═══ INPUT FOR THIS TASK ═══

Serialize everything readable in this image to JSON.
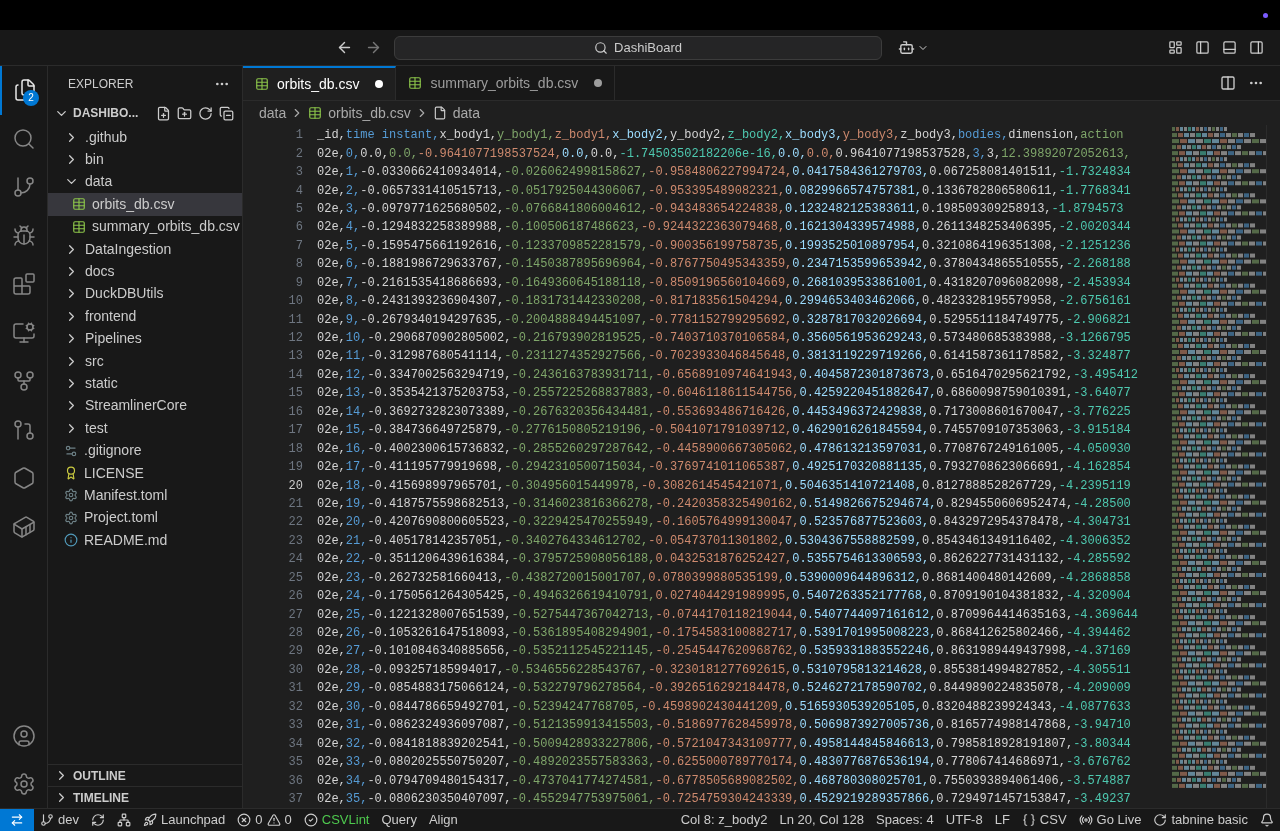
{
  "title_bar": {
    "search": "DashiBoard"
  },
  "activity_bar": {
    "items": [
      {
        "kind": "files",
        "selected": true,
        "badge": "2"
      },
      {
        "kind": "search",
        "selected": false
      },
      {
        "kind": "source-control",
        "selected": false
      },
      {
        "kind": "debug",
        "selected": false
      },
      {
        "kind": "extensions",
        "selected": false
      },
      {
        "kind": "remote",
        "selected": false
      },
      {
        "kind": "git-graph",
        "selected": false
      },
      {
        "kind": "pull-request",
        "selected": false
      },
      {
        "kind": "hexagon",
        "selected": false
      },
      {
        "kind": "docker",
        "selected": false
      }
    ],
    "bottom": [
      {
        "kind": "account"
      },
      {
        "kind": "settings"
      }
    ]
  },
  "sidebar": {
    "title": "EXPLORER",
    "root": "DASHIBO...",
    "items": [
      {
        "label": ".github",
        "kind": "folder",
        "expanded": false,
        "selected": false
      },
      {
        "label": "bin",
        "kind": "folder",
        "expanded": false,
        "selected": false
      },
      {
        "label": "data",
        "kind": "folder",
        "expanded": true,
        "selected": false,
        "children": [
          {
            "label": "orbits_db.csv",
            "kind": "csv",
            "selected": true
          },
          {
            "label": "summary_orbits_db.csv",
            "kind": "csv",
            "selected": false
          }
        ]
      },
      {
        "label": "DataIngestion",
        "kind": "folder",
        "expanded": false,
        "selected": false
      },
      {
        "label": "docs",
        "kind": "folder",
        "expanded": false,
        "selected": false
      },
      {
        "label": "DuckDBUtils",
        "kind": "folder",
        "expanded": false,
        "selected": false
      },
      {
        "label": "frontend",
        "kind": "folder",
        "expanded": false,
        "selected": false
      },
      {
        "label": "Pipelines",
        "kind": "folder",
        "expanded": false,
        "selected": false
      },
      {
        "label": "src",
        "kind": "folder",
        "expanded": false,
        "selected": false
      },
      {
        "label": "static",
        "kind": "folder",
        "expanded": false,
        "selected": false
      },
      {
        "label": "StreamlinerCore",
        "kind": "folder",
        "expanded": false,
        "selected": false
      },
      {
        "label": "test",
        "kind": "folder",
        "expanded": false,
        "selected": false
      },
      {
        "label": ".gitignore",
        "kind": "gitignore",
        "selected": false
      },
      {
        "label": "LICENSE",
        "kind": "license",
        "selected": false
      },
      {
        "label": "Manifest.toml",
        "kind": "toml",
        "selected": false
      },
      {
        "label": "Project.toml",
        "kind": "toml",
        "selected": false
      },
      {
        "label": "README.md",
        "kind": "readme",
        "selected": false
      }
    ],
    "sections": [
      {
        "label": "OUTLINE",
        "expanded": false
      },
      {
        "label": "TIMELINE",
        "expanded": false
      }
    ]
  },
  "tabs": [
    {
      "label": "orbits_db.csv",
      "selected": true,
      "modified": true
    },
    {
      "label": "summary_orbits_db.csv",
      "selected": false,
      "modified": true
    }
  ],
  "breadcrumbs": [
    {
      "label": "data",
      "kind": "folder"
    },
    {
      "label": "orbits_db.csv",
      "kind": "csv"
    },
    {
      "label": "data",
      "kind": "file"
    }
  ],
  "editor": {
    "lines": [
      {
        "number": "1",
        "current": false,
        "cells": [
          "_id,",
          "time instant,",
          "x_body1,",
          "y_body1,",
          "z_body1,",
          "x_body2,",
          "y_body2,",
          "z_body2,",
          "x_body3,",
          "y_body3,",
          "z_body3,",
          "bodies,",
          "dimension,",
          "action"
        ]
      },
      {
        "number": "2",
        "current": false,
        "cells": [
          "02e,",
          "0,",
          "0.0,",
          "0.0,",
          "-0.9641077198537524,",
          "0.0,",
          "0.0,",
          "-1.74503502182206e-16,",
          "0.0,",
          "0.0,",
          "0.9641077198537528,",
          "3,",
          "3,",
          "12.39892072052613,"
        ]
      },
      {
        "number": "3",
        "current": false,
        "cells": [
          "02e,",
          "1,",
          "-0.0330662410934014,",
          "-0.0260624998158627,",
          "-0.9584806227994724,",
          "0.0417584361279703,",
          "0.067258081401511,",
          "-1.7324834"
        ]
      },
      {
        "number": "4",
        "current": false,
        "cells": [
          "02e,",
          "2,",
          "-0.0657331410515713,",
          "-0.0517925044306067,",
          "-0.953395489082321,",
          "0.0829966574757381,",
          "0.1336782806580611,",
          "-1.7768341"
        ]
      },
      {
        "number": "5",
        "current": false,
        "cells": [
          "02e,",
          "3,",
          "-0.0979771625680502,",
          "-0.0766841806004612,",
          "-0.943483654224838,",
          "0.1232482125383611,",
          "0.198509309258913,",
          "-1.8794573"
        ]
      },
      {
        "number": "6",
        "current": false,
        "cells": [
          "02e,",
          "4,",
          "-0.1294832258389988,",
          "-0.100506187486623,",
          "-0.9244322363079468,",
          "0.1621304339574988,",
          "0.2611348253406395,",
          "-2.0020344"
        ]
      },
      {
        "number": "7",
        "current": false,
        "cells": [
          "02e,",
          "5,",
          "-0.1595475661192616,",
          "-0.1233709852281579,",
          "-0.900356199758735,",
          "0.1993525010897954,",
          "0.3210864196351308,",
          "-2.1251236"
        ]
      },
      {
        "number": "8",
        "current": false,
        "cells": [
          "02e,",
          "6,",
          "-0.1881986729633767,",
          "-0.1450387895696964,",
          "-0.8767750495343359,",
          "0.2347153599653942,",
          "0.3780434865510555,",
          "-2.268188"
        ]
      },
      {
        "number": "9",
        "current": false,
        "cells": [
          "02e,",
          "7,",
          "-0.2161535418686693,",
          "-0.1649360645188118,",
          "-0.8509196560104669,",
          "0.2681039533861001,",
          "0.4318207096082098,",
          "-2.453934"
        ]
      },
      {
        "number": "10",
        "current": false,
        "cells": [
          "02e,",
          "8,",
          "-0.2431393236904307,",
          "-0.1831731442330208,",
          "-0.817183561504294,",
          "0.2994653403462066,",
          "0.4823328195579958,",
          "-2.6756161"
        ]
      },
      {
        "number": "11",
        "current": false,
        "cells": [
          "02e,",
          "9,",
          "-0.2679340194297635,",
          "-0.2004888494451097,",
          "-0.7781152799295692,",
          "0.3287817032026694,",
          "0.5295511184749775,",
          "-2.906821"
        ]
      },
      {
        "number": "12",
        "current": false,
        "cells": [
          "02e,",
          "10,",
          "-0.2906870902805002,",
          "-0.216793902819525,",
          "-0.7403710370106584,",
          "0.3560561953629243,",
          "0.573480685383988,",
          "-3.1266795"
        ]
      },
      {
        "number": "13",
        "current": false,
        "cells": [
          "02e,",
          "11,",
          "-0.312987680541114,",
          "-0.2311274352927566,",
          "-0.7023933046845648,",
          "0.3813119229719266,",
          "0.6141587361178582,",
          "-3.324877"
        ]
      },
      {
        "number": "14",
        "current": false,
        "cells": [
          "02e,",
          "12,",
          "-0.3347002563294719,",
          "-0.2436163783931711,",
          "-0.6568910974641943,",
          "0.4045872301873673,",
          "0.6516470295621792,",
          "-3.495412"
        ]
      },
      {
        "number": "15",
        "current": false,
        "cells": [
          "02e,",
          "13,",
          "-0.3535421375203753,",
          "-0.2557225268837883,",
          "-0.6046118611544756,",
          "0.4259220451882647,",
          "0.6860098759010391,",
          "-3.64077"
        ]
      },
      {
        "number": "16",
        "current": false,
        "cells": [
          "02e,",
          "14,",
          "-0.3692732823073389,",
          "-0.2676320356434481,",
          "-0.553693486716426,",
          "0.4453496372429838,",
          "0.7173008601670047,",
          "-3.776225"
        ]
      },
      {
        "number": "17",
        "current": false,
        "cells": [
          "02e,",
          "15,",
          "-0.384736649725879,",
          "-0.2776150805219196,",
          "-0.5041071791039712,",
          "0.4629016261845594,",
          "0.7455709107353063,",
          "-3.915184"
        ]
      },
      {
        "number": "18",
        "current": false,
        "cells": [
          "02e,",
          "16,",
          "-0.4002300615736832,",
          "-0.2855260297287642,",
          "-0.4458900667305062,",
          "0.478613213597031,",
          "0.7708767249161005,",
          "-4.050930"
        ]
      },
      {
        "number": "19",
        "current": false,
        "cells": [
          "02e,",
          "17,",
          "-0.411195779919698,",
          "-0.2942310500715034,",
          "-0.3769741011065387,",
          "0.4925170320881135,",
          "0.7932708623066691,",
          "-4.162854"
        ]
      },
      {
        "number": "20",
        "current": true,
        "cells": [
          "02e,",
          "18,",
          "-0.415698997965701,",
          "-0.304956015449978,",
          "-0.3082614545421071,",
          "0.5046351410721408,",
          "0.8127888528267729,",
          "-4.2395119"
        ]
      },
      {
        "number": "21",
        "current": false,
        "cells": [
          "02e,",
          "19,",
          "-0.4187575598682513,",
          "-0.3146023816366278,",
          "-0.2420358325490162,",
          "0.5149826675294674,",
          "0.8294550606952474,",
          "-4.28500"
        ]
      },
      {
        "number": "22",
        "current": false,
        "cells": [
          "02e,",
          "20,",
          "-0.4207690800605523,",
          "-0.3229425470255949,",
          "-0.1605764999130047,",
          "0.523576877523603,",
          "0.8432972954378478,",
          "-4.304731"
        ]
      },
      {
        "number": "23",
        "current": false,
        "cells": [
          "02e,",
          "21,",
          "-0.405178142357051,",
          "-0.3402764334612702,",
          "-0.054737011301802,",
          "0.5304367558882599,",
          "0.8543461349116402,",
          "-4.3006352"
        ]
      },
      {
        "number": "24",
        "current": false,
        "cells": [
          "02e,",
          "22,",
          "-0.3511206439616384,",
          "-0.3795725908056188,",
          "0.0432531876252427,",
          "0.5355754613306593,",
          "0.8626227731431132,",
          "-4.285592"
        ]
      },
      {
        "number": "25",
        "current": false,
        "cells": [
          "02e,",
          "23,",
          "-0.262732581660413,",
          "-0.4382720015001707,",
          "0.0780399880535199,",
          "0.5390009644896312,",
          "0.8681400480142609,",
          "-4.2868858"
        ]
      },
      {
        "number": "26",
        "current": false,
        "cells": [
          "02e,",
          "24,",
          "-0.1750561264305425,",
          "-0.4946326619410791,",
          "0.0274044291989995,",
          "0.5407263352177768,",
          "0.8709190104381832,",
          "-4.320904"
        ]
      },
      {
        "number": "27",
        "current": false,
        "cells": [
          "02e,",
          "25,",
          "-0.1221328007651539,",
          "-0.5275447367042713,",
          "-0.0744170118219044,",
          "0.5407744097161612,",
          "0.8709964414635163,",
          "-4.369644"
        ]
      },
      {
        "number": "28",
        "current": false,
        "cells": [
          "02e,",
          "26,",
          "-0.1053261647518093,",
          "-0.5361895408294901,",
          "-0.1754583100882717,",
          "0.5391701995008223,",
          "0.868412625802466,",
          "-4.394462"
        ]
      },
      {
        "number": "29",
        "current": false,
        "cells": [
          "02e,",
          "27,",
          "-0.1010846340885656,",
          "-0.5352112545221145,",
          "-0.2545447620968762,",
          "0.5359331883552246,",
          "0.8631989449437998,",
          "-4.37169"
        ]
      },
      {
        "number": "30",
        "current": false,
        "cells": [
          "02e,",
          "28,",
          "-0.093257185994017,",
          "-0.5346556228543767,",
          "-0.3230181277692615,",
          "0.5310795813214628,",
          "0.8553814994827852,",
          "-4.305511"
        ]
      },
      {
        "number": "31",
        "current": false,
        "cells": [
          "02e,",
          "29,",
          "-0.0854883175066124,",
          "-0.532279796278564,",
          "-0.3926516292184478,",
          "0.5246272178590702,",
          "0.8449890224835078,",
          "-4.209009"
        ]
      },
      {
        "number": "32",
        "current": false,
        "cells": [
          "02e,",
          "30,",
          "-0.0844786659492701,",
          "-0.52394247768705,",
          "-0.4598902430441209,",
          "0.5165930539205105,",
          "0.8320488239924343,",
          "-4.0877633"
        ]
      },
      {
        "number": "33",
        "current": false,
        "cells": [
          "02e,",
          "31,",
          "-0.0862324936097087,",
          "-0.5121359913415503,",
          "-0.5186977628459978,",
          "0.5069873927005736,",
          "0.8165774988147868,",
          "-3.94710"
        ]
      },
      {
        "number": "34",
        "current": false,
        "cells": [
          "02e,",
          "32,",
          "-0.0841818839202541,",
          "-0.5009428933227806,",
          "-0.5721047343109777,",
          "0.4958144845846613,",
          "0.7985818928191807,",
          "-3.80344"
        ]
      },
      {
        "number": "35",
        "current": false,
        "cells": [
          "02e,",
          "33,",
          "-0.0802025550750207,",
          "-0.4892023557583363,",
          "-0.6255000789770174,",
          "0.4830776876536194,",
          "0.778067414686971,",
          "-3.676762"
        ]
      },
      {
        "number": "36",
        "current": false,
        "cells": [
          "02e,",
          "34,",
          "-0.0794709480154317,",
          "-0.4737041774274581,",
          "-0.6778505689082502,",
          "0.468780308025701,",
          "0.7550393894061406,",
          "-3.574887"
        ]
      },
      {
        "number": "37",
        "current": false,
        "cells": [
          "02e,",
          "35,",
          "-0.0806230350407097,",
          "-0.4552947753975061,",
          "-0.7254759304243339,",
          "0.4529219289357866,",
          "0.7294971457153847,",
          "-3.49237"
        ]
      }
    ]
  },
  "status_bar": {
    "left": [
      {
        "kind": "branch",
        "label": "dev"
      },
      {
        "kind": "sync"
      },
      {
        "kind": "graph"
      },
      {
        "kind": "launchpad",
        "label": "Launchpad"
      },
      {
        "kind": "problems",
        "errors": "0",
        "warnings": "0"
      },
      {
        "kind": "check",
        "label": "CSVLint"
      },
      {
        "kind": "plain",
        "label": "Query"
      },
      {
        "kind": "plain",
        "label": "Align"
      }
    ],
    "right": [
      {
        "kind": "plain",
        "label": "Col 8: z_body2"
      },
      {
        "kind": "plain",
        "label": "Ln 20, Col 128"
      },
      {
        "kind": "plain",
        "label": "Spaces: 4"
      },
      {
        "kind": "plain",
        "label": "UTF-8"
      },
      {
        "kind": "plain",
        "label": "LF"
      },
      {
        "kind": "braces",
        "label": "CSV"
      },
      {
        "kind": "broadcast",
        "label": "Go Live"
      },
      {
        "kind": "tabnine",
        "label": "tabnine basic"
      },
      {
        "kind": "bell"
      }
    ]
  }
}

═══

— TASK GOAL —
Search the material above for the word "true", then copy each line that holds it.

— THE COMPLETED TASK —
        "selected": true,
        "expanded": true,
            "selected": true
      "selected": true,
      "modified": true
      "modified": true
        "current": true,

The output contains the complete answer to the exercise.